On payroll could be the only option for contractors as in recent weeks several major banks have reportedly told contractors that they will only employ them as ‘on-payroll’ from next year as they prepare for the IR35 rules which will apply to the private sector from April 2020. While care is needed over taking a blanket approach, businesses are right to prepare now as failure to do so could see key staff walking away.
It seems the banks are trying to protect themselves from the pain that others in the public sector, where IR35 already applies, have had to endure, notably the BBC.
Currently, HMRC requires contractors in the private sector hired via intermediaries such as personal service companies, that work like other full-time employees, to self-assess their employment tax status and if off-payroll working rules are applicable, remit the right taxes.
The rules for the public sector were introduced in April 2017 and are being extended from April 2020 to medium and large private sector engagers. These new rules pass the requirement to assess the status of a worker engaged through an intermediary, such as personal service companies, to them.

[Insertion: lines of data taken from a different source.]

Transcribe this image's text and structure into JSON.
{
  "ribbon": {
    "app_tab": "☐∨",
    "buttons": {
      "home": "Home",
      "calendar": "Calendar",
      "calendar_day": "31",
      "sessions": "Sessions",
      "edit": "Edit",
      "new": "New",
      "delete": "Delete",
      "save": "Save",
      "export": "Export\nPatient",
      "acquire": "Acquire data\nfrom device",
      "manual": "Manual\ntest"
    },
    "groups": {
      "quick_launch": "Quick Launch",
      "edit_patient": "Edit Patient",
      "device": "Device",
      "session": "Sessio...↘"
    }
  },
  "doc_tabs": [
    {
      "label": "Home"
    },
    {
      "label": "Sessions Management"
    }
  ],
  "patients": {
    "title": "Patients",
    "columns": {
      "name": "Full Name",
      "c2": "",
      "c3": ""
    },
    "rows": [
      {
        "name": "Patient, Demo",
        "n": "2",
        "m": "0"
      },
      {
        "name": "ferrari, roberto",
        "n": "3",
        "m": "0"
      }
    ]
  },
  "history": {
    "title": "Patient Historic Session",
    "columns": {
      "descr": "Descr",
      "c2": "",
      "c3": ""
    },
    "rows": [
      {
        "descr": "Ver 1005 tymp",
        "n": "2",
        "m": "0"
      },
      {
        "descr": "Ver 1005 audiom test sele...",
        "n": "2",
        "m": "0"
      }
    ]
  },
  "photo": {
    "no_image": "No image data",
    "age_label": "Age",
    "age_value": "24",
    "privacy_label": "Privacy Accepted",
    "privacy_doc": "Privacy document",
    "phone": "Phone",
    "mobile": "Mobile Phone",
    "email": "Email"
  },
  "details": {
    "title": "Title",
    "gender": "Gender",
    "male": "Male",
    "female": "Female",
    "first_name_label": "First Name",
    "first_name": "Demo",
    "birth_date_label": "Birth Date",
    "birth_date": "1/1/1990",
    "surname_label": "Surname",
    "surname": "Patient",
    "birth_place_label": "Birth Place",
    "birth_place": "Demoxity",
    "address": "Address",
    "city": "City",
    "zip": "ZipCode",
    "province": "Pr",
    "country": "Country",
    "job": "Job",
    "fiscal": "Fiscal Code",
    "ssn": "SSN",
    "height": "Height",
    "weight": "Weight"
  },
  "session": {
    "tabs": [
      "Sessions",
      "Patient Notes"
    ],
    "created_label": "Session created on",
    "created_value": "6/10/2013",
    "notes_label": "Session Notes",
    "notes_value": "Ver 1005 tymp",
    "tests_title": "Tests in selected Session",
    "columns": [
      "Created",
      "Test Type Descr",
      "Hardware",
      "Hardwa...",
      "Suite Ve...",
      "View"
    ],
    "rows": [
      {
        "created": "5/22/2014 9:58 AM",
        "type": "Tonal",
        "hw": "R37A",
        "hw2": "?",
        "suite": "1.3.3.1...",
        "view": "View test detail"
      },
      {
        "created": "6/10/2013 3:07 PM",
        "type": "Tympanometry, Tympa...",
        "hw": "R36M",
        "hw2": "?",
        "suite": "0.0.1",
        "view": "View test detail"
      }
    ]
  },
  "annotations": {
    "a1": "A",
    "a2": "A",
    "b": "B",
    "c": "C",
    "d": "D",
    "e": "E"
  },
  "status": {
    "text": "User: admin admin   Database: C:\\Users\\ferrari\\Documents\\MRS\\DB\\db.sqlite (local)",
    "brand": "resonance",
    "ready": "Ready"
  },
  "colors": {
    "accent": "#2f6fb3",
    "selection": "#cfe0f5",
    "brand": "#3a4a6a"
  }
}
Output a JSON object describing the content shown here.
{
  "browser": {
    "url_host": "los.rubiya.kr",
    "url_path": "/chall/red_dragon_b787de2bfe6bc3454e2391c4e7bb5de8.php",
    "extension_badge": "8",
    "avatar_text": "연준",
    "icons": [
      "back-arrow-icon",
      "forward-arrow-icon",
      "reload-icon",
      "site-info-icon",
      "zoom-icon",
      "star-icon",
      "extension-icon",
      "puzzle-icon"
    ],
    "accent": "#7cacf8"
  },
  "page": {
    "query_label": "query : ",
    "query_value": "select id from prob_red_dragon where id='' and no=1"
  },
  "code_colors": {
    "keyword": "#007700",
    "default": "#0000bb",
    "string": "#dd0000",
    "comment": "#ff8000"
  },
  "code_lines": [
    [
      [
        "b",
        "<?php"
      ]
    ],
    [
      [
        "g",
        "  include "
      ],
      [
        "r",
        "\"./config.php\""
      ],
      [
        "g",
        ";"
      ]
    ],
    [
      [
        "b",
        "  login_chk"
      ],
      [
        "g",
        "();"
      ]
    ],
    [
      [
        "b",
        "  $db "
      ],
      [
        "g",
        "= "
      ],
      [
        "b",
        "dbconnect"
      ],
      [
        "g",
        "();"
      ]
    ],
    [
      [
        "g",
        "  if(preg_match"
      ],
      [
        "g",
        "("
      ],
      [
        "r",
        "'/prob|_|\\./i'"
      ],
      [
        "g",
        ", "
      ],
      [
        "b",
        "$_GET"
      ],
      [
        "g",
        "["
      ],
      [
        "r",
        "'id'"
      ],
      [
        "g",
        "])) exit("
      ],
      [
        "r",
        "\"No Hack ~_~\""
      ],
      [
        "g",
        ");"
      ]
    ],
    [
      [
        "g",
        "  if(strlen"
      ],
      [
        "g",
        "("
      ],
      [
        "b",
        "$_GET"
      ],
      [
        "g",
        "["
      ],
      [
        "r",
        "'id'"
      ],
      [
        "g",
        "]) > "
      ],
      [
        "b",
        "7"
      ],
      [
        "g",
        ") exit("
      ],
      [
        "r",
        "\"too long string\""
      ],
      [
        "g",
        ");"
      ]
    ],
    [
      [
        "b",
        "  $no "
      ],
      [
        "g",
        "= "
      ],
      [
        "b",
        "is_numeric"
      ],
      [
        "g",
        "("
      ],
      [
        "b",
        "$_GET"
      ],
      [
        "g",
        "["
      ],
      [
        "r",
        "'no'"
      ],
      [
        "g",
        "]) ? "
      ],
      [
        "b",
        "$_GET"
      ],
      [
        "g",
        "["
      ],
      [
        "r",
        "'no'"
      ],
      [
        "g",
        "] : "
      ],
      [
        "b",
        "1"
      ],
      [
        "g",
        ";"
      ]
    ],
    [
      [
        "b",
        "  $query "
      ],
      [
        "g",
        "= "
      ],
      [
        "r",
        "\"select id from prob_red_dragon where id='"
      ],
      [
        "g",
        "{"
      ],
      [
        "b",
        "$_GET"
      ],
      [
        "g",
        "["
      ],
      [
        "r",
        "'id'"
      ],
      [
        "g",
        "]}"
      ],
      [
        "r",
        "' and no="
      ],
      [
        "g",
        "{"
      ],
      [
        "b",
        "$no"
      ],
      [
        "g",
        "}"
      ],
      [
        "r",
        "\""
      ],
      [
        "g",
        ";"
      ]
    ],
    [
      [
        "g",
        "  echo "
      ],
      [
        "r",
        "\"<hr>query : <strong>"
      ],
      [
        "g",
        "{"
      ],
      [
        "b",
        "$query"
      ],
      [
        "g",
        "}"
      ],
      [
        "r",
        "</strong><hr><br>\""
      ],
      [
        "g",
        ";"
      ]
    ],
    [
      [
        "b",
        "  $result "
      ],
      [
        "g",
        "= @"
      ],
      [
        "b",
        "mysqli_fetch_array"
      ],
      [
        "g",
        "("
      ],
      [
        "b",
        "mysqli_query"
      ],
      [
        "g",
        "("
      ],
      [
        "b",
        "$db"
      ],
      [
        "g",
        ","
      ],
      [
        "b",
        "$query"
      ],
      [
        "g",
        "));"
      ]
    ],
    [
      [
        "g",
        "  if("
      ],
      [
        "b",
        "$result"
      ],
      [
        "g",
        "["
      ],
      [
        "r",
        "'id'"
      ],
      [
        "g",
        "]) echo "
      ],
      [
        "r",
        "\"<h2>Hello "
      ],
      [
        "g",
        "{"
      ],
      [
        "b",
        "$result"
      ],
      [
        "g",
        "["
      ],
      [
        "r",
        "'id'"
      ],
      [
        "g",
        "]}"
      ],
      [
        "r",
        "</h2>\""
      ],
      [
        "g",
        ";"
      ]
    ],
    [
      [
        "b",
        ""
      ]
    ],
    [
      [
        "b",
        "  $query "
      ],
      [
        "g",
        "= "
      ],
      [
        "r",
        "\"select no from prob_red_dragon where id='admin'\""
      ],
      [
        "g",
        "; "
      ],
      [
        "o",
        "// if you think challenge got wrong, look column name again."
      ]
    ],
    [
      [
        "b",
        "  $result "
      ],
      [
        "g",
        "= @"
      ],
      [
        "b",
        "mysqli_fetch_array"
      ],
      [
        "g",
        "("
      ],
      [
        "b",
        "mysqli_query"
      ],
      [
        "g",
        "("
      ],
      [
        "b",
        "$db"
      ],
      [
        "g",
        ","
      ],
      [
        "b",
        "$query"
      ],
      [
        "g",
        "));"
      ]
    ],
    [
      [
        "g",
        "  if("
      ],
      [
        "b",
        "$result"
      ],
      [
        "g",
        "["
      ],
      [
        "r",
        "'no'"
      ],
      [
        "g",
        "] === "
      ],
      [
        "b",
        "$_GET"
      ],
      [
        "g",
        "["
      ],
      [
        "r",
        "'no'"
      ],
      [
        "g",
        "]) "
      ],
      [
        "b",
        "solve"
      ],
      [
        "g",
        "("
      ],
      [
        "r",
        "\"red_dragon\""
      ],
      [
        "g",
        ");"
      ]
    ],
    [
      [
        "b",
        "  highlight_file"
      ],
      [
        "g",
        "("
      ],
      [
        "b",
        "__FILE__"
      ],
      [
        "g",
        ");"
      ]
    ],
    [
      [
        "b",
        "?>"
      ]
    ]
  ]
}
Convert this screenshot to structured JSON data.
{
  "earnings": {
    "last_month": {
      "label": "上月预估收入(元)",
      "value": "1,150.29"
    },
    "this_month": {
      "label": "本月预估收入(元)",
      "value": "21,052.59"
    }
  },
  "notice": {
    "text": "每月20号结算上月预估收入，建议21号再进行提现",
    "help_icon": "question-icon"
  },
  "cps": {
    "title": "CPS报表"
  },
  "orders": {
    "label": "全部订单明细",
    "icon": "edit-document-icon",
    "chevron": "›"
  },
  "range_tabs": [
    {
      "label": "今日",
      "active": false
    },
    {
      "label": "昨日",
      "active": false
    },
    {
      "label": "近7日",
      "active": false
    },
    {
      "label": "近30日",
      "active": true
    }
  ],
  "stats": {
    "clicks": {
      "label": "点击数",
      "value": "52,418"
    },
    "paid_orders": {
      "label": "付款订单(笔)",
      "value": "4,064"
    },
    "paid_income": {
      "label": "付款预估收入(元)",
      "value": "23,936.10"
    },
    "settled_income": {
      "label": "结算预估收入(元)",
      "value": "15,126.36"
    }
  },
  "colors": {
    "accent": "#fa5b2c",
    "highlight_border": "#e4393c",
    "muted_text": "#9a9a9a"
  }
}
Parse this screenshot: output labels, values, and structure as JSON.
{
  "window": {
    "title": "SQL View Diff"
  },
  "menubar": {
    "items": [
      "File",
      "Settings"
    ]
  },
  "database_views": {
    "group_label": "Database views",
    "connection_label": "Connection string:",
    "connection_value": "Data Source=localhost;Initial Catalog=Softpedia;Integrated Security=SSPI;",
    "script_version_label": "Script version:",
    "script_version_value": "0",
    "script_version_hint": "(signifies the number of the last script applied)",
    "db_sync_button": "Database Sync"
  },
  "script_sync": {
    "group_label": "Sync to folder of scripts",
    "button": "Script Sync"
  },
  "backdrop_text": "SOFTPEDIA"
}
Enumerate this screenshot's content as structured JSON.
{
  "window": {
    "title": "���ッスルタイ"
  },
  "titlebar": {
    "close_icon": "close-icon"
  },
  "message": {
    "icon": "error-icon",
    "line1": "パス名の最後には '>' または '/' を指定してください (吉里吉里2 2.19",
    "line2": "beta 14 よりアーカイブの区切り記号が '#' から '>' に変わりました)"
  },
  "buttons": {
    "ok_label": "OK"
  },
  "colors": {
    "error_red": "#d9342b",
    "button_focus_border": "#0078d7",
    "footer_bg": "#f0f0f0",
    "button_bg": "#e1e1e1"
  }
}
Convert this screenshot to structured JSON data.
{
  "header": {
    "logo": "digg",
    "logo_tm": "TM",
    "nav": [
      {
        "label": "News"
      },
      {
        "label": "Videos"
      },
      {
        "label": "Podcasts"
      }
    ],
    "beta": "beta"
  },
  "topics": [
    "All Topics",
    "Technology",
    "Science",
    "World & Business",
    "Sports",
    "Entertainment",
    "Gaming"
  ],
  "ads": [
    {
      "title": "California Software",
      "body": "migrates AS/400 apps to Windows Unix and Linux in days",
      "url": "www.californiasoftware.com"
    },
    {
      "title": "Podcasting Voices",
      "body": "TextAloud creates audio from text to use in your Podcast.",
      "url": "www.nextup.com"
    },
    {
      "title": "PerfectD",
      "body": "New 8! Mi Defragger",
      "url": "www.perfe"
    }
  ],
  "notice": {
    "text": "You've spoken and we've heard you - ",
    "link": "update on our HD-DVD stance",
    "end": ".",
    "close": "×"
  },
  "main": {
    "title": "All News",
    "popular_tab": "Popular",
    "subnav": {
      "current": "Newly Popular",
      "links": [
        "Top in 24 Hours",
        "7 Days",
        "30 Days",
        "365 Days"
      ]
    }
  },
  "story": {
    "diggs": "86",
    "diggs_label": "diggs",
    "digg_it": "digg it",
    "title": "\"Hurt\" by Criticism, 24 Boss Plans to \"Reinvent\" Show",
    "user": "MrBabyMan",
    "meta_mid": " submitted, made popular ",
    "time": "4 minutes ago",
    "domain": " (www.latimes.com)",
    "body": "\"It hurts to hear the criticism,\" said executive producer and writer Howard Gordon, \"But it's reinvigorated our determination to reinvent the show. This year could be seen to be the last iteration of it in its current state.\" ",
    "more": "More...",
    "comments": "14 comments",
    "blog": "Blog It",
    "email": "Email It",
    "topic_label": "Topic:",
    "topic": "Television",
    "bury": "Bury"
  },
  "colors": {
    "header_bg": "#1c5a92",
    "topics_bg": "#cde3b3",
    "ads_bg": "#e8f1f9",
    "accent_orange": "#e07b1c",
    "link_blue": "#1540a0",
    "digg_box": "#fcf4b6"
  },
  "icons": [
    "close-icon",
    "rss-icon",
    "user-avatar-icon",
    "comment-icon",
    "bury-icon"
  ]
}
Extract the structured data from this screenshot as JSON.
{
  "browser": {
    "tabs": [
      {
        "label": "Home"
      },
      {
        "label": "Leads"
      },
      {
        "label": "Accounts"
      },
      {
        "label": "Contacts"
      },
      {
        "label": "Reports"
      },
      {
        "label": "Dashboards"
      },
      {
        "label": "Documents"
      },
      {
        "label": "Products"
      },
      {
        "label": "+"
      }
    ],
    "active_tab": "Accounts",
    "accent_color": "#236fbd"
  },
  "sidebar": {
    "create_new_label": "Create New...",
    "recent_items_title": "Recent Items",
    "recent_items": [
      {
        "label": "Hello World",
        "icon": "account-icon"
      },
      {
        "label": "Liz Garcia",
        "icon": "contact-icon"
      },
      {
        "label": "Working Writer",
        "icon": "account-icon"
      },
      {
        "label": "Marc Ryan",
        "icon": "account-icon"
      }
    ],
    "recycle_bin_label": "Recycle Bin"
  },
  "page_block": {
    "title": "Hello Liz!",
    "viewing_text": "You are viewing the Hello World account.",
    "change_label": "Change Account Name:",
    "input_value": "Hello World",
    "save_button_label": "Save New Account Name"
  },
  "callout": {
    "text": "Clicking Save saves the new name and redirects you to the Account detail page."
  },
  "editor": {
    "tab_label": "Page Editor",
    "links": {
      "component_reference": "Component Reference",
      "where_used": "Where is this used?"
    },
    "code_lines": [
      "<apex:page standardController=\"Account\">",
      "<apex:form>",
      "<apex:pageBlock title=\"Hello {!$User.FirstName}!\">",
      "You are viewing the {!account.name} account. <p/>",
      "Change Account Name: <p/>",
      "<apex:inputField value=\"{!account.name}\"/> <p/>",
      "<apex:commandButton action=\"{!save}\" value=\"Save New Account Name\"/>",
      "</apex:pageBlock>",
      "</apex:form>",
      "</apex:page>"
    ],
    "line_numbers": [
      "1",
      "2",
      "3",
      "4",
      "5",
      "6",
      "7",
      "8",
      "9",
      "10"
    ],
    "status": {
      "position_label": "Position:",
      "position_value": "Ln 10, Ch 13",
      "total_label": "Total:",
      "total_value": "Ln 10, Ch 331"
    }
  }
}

Where the contractor is a deemed employee, they will need to be placed on the payroll for deductions of tax and NIC (employee’s and employers) together with for many the requirement to pay the apprenticeship levy.
Whilst these announcements by engagers do not necessarily mean they are not going to hire contractors via agencies or personal service companies what it does suggest is they think most if not all will end up on the payroll as deemed employees. This is undoubtably as they expect personal service rather than allowing for a substitute to be sent.
However, a word of caution to any engager who takes this route. They should make sure that it is not seen as taking a blanket approach to the new rules which require that engagers take reasonable care.
In the current reported cases engagers have stated new contracts will be issued which is to presumably put the contractors’ status beyond doubt and also create a clear difference between the old and new terms. This would provide the contractor with some protection should HMRC enquire into the position historically, for prior to April 2020 it would be their responsibly under the current IR35 rules in the private sector.
What’s also clear is that these large employers have realised how much time is needed to consult with contractors and achieve the right result for all whilst maintaining a work force in the business. Who can forget the stories back in April 2017 when the public sector rules came in and contractors walked off sites?
Susan Ball is employer solutions partner at accountants RSM
Further reading: Off-payroll reforms misunderstood by the self-employed